## To do
Please quote the material exactly, every line of it.
○ ○ ○
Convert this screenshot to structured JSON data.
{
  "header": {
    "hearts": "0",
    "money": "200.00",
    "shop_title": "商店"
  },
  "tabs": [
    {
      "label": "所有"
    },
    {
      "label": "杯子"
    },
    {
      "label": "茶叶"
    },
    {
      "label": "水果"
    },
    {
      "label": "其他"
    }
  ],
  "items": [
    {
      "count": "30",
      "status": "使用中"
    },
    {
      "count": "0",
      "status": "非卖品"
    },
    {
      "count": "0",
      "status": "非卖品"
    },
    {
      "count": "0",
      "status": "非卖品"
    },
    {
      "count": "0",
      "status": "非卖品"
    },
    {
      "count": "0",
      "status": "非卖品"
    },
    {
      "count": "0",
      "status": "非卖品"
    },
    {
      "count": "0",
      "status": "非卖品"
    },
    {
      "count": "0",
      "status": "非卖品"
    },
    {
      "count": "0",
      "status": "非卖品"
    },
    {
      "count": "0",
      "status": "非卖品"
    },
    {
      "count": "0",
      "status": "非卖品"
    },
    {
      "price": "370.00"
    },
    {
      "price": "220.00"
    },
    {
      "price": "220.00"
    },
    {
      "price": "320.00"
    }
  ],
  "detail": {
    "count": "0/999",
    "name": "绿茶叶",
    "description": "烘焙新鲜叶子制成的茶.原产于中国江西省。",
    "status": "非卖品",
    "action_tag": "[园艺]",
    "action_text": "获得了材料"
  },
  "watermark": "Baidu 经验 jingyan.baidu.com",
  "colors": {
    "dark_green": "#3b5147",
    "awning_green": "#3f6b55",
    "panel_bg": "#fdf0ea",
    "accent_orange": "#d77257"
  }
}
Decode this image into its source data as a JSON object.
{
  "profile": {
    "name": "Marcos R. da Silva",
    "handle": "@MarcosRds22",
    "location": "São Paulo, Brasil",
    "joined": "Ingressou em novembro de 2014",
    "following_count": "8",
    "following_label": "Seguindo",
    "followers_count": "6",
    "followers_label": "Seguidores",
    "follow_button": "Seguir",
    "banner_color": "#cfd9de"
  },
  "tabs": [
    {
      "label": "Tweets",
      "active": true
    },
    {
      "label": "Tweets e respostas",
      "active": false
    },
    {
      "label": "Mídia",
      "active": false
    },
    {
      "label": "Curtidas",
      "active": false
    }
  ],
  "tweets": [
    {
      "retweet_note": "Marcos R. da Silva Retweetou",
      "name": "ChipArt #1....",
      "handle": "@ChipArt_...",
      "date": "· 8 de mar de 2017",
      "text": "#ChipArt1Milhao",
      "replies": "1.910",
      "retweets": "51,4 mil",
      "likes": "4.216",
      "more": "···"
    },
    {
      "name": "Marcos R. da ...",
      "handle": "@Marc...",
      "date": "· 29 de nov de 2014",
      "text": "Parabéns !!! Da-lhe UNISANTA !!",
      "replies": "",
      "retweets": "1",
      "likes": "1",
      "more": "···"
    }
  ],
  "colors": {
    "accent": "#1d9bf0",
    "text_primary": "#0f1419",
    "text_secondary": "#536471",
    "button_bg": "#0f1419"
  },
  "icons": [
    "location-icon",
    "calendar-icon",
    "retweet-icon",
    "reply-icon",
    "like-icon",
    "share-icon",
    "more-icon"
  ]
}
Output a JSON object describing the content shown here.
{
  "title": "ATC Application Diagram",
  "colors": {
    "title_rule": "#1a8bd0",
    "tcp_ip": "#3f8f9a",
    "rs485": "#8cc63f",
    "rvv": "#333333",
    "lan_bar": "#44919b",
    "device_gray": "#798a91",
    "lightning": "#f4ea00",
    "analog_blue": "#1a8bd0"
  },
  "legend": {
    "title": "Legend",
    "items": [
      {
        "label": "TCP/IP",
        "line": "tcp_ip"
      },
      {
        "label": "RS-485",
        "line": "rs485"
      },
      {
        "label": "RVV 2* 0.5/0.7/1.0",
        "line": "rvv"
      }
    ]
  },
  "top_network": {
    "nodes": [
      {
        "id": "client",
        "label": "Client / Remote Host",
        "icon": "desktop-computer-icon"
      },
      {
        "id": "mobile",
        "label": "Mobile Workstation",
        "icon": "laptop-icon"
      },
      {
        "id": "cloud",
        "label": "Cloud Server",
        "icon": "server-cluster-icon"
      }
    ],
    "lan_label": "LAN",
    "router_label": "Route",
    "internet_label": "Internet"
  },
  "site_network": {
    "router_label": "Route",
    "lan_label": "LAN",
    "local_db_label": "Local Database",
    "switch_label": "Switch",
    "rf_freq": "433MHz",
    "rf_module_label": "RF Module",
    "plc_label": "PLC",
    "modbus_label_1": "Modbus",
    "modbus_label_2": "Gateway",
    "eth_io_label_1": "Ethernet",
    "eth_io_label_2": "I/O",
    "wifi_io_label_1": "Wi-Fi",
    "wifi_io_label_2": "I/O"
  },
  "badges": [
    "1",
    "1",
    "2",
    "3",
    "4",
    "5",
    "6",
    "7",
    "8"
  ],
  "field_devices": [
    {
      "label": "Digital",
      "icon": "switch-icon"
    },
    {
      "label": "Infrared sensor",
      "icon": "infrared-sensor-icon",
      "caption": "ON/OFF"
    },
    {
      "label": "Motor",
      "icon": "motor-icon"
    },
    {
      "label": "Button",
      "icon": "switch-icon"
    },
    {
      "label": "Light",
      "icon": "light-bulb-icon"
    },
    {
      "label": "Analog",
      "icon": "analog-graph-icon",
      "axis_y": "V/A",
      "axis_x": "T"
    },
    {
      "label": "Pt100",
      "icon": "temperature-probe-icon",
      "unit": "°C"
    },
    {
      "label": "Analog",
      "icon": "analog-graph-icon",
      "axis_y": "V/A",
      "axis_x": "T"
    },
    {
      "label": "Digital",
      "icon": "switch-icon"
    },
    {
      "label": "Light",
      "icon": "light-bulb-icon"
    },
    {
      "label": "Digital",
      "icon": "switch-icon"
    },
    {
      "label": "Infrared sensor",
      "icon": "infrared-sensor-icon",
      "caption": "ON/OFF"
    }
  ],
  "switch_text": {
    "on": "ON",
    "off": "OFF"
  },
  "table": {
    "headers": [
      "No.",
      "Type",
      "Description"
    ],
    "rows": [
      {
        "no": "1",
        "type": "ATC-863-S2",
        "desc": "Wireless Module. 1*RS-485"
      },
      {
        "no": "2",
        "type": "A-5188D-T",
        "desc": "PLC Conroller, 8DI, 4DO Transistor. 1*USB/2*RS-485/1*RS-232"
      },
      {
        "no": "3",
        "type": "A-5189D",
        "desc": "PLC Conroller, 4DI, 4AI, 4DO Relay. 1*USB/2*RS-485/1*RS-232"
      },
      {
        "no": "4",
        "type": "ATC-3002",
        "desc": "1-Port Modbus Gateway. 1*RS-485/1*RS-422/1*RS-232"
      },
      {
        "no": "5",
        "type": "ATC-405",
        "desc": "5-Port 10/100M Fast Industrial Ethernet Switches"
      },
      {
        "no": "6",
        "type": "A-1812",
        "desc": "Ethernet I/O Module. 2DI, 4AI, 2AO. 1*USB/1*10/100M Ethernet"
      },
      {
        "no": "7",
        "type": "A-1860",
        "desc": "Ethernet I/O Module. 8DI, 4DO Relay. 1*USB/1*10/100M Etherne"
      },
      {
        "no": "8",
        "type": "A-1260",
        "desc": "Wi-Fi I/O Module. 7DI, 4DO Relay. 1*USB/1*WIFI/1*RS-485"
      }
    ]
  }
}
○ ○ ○
## Completed task
Convert this screenshot to structured JSON data.
{
  "header": {
    "hearts": "0",
    "money": "200.00",
    "shop_title": "商店"
  },
  "tabs": [
    {
      "label": "所有"
    },
    {
      "label": "杯子"
    },
    {
      "label": "茶叶"
    },
    {
      "label": "水果"
    },
    {
      "label": "其他"
    }
  ],
  "items": [
    {
      "count": "30",
      "status": "使用中"
    },
    {
      "count": "0",
      "status": "非卖品"
    },
    {
      "count": "0",
      "status": "非卖品"
    },
    {
      "count": "0",
      "status": "非卖品"
    },
    {
      "count": "0",
      "status": "非卖品"
    },
    {
      "count": "0",
      "status": "非卖品"
    },
    {
      "count": "0",
      "status": "非卖品"
    },
    {
      "count": "0",
      "status": "非卖品"
    },
    {
      "count": "0",
      "status": "非卖品"
    },
    {
      "count": "0",
      "status": "非卖品"
    },
    {
      "count": "0",
      "status": "非卖品"
    },
    {
      "count": "0",
      "status": "非卖品"
    },
    {
      "price": "370.00"
    },
    {
      "price": "220.00"
    },
    {
      "price": "220.00"
    },
    {
      "price": "320.00"
    }
  ],
  "detail": {
    "count": "0/999",
    "name": "绿茶叶",
    "description": "烘焙新鲜叶子制成的茶.原产于中国江西省。",
    "status": "非卖品",
    "action_tag": "[园艺]",
    "action_text": "获得了材料"
  },
  "watermark": "Baidu 经验 jingyan.baidu.com",
  "colors": {
    "dark_green": "#3b5147",
    "awning_green": "#3f6b55",
    "panel_bg": "#fdf0ea",
    "accent_orange": "#d77257"
  }
}
Decode this image into its source data as a JSON object.
{
  "profile": {
    "name": "Marcos R. da Silva",
    "handle": "@MarcosRds22",
    "location": "São Paulo, Brasil",
    "joined": "Ingressou em novembro de 2014",
    "following_count": "8",
    "following_label": "Seguindo",
    "followers_count": "6",
    "followers_label": "Seguidores",
    "follow_button": "Seguir",
    "banner_color": "#cfd9de"
  },
  "tabs": [
    {
      "label": "Tweets",
      "active": true
    },
    {
      "label": "Tweets e respostas",
      "active": false
    },
    {
      "label": "Mídia",
      "active": false
    },
    {
      "label": "Curtidas",
      "active": false
    }
  ],
  "tweets": [
    {
      "retweet_note": "Marcos R. da Silva Retweetou",
      "name": "ChipArt #1....",
      "handle": "@ChipArt_...",
      "date": "· 8 de mar de 2017",
      "text": "#ChipArt1Milhao",
      "replies": "1.910",
      "retweets": "51,4 mil",
      "likes": "4.216",
      "more": "···"
    },
    {
      "name": "Marcos R. da ...",
      "handle": "@Marc...",
      "date": "· 29 de nov de 2014",
      "text": "Parabéns !!! Da-lhe UNISANTA !!",
      "replies": "",
      "retweets": "1",
      "likes": "1",
      "more": "···"
    }
  ],
  "colors": {
    "accent": "#1d9bf0",
    "text_primary": "#0f1419",
    "text_secondary": "#536471",
    "button_bg": "#0f1419"
  },
  "icons": [
    "location-icon",
    "calendar-icon",
    "retweet-icon",
    "reply-icon",
    "like-icon",
    "share-icon",
    "more-icon"
  ]
}
Output a JSON object describing the content shown here.
{
  "title": "ATC Application Diagram",
  "colors": {
    "title_rule": "#1a8bd0",
    "tcp_ip": "#3f8f9a",
    "rs485": "#8cc63f",
    "rvv": "#333333",
    "lan_bar": "#44919b",
    "device_gray": "#798a91",
    "lightning": "#f4ea00",
    "analog_blue": "#1a8bd0"
  },
  "legend": {
    "title": "Legend",
    "items": [
      {
        "label": "TCP/IP",
        "line": "tcp_ip"
      },
      {
        "label": "RS-485",
        "line": "rs485"
      },
      {
        "label": "RVV 2* 0.5/0.7/1.0",
        "line": "rvv"
      }
    ]
  },
  "top_network": {
    "nodes": [
      {
        "id": "client",
        "label": "Client / Remote Host",
        "icon": "desktop-computer-icon"
      },
      {
        "id": "mobile",
        "label": "Mobile Workstation",
        "icon": "laptop-icon"
      },
      {
        "id": "cloud",
        "label": "Cloud Server",
        "icon": "server-cluster-icon"
      }
    ],
    "lan_label": "LAN",
    "router_label": "Route",
    "internet_label": "Internet"
  },
  "site_network": {
    "router_label": "Route",
    "lan_label": "LAN",
    "local_db_label": "Local Database",
    "switch_label": "Switch",
    "rf_freq": "433MHz",
    "rf_module_label": "RF Module",
    "plc_label": "PLC",
    "modbus_label_1": "Modbus",
    "modbus_label_2": "Gateway",
    "eth_io_label_1": "Ethernet",
    "eth_io_label_2": "I/O",
    "wifi_io_label_1": "Wi-Fi",
    "wifi_io_label_2": "I/O"
  },
  "badges": [
    "1",
    "1",
    "2",
    "3",
    "4",
    "5",
    "6",
    "7",
    "8"
  ],
  "field_devices": [
    {
      "label": "Digital",
      "icon": "switch-icon"
    },
    {
      "label": "Infrared sensor",
      "icon": "infrared-sensor-icon",
      "caption": "ON/OFF"
    },
    {
      "label": "Motor",
      "icon": "motor-icon"
    },
    {
      "label": "Button",
      "icon": "switch-icon"
    },
    {
      "label": "Light",
      "icon": "light-bulb-icon"
    },
    {
      "label": "Analog",
      "icon": "analog-graph-icon",
      "axis_y": "V/A",
      "axis_x": "T"
    },
    {
      "label": "Pt100",
      "icon": "temperature-probe-icon",
      "unit": "°C"
    },
    {
      "label": "Analog",
      "icon": "analog-graph-icon",
      "axis_y": "V/A",
      "axis_x": "T"
    },
    {
      "label": "Digital",
      "icon": "switch-icon"
    },
    {
      "label": "Light",
      "icon": "light-bulb-icon"
    },
    {
      "label": "Digital",
      "icon": "switch-icon"
    },
    {
      "label": "Infrared sensor",
      "icon": "infrared-sensor-icon",
      "caption": "ON/OFF"
    }
  ],
  "switch_text": {
    "on": "ON",
    "off": "OFF"
  },
  "table": {
    "headers": [
      "No.",
      "Type",
      "Description"
    ],
    "rows": [
      {
        "no": "1",
        "type": "ATC-863-S2",
        "desc": "Wireless Module. 1*RS-485"
      },
      {
        "no": "2",
        "type": "A-5188D-T",
        "desc": "PLC Conroller, 8DI, 4DO Transistor. 1*USB/2*RS-485/1*RS-232"
      },
      {
        "no": "3",
        "type": "A-5189D",
        "desc": "PLC Conroller, 4DI, 4AI, 4DO Relay. 1*USB/2*RS-485/1*RS-232"
      },
      {
        "no": "4",
        "type": "ATC-3002",
        "desc": "1-Port Modbus Gateway. 1*RS-485/1*RS-422/1*RS-232"
      },
      {
        "no": "5",
        "type": "ATC-405",
        "desc": "5-Port 10/100M Fast Industrial Ethernet Switches"
      },
      {
        "no": "6",
        "type": "A-1812",
        "desc": "Ethernet I/O Module. 2DI, 4AI, 2AO. 1*USB/1*10/100M Ethernet"
      },
      {
        "no": "7",
        "type": "A-1860",
        "desc": "Ethernet I/O Module. 8DI, 4DO Relay. 1*USB/1*10/100M Etherne"
      },
      {
        "no": "8",
        "type": "A-1260",
        "desc": "Wi-Fi I/O Module. 7DI, 4DO Relay. 1*USB/1*WIFI/1*RS-485"
      }
    ]
  }
}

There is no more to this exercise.